  1. Use a Thundershirt when it’s not raining. Lots of owners make the mistake of putting their dogs in these snug-fitting calming jackets (other brands include Storm Defender and Anxiety Wrap) after a storm has begun. In fact, having Rover wear the shirt before a storm hits, when he’s already happy and relaxed, will help him associate the sensation of wearing it with feeling calm.
  1. Create a safe, storm-proof place for your pet. Pay attention to where your pet goes when a storm starts. If possible, help make this her permanent safe zone by adding a blanket, toy, or water dish. Crates can be safe spots, but a key feature should be that it’s as far away from storm sounds as possible.

 

0

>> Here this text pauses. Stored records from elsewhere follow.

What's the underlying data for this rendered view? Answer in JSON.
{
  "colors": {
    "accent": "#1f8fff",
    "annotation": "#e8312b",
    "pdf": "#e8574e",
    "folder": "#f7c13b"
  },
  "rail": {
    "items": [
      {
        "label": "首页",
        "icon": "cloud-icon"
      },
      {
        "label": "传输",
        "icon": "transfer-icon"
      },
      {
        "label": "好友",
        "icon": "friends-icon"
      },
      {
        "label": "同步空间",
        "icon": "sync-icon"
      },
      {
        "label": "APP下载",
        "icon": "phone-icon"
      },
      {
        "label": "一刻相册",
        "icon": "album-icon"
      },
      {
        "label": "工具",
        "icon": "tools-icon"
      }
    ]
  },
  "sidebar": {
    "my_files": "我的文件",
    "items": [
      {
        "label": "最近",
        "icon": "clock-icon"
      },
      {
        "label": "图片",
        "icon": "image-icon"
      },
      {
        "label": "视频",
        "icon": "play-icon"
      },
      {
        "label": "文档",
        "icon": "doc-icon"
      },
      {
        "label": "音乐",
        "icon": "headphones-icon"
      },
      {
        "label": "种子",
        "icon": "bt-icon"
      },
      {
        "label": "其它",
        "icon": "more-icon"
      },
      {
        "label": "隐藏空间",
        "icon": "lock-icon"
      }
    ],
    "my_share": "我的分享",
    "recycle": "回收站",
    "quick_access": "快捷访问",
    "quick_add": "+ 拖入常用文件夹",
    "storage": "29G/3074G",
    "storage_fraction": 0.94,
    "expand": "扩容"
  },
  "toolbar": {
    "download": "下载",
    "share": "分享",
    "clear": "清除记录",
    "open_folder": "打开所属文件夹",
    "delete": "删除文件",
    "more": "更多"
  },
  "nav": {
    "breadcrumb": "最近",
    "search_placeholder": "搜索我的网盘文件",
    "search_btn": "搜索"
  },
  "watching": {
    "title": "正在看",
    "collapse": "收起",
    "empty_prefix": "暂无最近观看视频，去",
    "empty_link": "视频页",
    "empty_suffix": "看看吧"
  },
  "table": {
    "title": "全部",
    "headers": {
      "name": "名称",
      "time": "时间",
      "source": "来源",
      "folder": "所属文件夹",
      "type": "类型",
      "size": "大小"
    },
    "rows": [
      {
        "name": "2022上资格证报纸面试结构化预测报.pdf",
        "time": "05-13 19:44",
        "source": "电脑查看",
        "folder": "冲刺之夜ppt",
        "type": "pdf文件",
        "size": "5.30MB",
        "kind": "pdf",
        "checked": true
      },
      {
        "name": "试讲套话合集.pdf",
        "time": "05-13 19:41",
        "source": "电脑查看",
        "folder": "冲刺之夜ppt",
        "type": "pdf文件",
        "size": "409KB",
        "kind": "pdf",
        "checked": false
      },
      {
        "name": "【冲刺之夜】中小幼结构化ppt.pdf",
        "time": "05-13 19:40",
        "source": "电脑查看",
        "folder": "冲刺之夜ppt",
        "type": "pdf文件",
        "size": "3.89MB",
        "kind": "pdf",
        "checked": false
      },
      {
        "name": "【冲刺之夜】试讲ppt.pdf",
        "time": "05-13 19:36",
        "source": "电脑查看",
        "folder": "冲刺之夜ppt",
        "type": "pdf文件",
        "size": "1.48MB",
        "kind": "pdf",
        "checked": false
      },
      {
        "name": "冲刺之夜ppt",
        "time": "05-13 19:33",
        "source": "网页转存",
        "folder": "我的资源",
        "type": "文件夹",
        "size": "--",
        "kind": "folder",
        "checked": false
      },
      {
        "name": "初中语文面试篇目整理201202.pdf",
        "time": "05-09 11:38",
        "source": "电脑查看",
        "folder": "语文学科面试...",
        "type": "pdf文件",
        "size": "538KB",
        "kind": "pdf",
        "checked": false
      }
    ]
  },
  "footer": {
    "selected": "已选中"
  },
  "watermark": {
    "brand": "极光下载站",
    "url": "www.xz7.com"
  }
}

Comment on the Story Below

Related Posts

April 29, 2016

A Quick Pick-Me Up

I want you to imagine for a moment what it would be like if humans...
July 31, 2015

Dog Constipation: Causes, Symptoms, And Treatments

As one of the most common digestive problems among animals, constipation — the difficulty or...
September 6, 2019

Acute Diarrhea In Dogs

Diarrhea is a very common problem in dogs and usually manifests as loose or liquid...
Comments – Rules , Boundaries & Limitations

At Cesar’s Way , we strive to be a single pack, and packs have rules, and limitations. Here are ours for the comments:

  •  No bullying or harassment of fellow commenters. Keep it civil!
  • No foul language or obscenities, please.
  • No posting of external links

Also, please note that because of volume , we are unable to respond to individual comments, although we do watch them in order to learn what issues and questions are most common so that we can produce content that fulfills your needs. You are welcome to share your own dog tips and behavior solutions among yourselves, however Thank you for reading our articles and sharing your thoughts with the pack!

Trending Today

Trending This Week